Advocates and clinicians have been heartened by increased awareness and attention to maternal mortality, especially efforts to correct racial disparities: Black women are three times more likely to die from pregnancy-related complications compared to white women. white.
But many of these same advocates for better maternity care say they are appalled by the recent US Supreme Court decision that uproots the federal right to abortion; restrictions around reproductive health care, they say, will erode gains.
With states like Texas beginning to ban pre-pregnancy abortions and making fewer exceptions for cases where a pregnant woman’s health is in danger, some women find it more difficult to get emergency care for a miscarriage. States are also banning abortions, including in cases of rape or incest, on young girls, who face a much higher risk of complications or death from carrying a pregnancy to term.
“More and more women and others who give birth are getting messages that ‘you don’t own your body,'” says Jameta Nicole Barlow, an assistant professor of health writing, policy and management at George Washington University. “Whether it’s through the policy, whether it’s through your doctor who has to abide by the policy, whether it’s through your day-to-day work experience, there’s this recognition that ‘I don’t own my body.’ “
This will only exacerbate the mental health issues women experience around pregnancy, says Barlow, especially black women who are also dealing with the long intergenerational history of slavery and forced pregnancy. She suspects that the maternal mortality figures will get worse before they get better, because of how politics and psychology intertwine.

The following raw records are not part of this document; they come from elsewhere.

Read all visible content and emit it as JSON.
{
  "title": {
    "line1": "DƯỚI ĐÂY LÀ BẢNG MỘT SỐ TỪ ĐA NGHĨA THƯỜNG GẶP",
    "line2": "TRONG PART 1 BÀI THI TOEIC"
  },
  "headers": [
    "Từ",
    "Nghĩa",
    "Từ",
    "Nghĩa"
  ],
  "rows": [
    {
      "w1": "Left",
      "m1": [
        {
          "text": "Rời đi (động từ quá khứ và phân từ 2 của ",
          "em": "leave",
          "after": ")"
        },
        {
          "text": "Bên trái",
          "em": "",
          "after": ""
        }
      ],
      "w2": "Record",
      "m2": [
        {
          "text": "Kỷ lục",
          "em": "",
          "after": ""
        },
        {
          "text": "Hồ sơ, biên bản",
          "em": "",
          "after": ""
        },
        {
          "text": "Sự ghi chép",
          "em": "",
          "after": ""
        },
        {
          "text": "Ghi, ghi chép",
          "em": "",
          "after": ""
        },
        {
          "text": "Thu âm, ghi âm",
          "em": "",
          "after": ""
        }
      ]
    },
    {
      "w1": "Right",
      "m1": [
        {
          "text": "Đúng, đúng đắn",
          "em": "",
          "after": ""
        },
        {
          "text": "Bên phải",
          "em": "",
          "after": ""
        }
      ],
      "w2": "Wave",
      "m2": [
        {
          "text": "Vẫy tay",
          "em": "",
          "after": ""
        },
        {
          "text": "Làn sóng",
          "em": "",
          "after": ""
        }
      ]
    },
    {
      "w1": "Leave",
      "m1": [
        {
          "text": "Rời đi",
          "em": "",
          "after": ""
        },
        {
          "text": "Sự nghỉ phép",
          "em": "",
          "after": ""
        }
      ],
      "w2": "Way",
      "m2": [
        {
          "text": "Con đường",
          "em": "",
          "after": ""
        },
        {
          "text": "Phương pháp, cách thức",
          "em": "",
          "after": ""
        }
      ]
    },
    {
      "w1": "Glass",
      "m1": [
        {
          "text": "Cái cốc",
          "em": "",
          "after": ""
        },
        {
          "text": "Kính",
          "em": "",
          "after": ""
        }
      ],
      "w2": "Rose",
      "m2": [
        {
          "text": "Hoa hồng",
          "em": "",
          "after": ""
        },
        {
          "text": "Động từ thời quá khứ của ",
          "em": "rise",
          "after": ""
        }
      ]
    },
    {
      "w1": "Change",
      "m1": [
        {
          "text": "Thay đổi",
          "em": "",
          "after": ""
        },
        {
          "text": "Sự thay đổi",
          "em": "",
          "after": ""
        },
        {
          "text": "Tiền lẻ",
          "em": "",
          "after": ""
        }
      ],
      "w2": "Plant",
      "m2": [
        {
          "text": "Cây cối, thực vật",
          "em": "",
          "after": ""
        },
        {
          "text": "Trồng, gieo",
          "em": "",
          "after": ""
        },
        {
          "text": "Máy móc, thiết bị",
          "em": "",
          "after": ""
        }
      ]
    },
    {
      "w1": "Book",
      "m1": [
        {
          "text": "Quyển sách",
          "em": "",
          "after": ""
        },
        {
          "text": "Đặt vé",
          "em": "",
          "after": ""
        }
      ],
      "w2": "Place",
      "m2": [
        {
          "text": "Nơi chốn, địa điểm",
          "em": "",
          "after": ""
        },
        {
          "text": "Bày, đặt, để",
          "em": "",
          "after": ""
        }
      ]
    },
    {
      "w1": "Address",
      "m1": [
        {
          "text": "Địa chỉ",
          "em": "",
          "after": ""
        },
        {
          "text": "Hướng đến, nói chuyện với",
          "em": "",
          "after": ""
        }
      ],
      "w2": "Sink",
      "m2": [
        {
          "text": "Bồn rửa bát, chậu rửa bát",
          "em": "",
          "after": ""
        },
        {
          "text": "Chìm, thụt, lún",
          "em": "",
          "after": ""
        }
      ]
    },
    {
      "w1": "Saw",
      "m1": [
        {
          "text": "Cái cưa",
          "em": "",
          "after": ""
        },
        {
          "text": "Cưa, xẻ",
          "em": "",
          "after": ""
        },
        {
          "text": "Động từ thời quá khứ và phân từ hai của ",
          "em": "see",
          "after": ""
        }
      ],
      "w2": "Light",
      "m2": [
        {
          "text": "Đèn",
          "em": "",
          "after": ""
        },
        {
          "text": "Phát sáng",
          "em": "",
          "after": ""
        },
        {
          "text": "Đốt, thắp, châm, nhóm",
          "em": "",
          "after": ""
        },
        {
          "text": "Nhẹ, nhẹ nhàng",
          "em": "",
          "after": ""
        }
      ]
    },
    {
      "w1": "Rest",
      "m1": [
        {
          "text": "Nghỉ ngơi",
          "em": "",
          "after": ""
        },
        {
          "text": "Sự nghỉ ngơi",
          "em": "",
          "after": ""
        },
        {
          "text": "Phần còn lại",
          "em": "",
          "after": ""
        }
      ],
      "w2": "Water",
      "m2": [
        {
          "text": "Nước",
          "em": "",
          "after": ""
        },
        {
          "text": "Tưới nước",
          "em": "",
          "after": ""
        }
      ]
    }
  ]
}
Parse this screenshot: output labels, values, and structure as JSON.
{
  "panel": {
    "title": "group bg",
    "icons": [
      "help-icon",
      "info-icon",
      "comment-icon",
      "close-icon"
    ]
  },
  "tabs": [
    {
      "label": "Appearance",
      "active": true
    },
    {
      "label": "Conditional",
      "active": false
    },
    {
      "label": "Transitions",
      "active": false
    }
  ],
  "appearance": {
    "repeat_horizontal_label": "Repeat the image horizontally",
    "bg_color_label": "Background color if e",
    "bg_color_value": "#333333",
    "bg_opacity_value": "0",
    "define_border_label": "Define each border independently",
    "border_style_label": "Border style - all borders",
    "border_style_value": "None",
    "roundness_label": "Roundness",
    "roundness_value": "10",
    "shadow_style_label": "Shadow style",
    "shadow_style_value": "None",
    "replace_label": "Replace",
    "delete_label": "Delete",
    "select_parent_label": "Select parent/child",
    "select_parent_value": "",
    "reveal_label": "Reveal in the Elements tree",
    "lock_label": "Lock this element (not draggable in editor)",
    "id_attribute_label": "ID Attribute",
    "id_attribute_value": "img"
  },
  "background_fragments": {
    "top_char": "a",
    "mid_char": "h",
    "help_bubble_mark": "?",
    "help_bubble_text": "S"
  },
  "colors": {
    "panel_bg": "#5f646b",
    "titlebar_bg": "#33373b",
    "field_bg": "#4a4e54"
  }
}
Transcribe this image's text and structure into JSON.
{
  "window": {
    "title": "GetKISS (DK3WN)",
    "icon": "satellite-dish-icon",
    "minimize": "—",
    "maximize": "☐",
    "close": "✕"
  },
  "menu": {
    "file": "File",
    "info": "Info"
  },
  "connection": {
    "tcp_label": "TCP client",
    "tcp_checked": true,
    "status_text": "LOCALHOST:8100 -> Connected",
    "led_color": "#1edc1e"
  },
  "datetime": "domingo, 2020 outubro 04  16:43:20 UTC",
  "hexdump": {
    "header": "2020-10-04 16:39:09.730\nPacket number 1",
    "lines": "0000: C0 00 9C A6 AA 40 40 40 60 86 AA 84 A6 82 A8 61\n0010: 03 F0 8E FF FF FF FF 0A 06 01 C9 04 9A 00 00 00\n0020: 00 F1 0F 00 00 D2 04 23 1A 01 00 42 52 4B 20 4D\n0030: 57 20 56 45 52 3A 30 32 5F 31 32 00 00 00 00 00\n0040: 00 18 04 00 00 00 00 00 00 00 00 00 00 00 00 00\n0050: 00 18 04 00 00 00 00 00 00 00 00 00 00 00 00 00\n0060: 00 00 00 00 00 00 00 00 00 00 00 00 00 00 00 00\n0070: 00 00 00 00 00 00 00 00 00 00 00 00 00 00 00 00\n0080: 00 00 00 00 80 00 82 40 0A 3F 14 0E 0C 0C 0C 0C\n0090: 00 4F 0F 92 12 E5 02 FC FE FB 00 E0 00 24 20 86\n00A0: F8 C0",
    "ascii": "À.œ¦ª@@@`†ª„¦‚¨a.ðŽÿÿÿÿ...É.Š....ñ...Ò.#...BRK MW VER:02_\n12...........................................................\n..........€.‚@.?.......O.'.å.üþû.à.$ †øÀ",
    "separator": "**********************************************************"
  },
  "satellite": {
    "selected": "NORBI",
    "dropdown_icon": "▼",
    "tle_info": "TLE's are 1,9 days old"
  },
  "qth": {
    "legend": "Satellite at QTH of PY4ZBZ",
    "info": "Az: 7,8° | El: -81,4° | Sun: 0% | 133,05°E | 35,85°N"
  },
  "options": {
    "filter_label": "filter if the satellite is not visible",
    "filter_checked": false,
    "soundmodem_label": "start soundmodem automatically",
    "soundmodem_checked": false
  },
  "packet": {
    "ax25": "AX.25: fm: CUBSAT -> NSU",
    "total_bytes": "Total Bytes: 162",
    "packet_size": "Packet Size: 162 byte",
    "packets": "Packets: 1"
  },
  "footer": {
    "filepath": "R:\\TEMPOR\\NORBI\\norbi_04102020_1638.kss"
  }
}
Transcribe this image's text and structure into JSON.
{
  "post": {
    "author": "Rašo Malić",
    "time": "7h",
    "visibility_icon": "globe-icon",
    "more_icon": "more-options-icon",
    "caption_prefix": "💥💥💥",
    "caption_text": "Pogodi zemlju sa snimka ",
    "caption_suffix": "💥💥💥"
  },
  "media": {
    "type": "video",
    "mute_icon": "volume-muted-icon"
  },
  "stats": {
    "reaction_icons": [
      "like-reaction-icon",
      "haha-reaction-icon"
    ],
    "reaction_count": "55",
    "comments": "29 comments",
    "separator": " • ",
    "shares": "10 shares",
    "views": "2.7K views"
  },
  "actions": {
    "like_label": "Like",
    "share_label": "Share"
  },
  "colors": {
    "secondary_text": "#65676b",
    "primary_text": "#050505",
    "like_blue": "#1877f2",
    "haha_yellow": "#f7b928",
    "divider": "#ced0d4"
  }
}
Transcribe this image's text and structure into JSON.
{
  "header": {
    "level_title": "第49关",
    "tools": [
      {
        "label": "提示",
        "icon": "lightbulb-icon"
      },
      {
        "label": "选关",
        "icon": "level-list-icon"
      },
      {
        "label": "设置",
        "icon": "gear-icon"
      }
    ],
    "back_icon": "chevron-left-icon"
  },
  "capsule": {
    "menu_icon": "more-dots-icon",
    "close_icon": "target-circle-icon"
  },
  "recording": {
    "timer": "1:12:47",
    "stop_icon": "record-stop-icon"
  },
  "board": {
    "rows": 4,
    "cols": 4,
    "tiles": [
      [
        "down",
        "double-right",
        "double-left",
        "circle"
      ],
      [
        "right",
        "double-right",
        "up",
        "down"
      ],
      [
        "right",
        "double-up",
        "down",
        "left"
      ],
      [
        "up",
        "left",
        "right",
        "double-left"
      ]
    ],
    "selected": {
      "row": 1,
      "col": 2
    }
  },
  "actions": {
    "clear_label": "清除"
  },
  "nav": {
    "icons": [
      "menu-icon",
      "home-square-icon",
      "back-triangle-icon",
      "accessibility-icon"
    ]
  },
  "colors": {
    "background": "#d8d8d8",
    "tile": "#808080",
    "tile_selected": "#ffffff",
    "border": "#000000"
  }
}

“Until we address what’s going on politically,” he says, “we’re not going to help what’s going on psychologically.”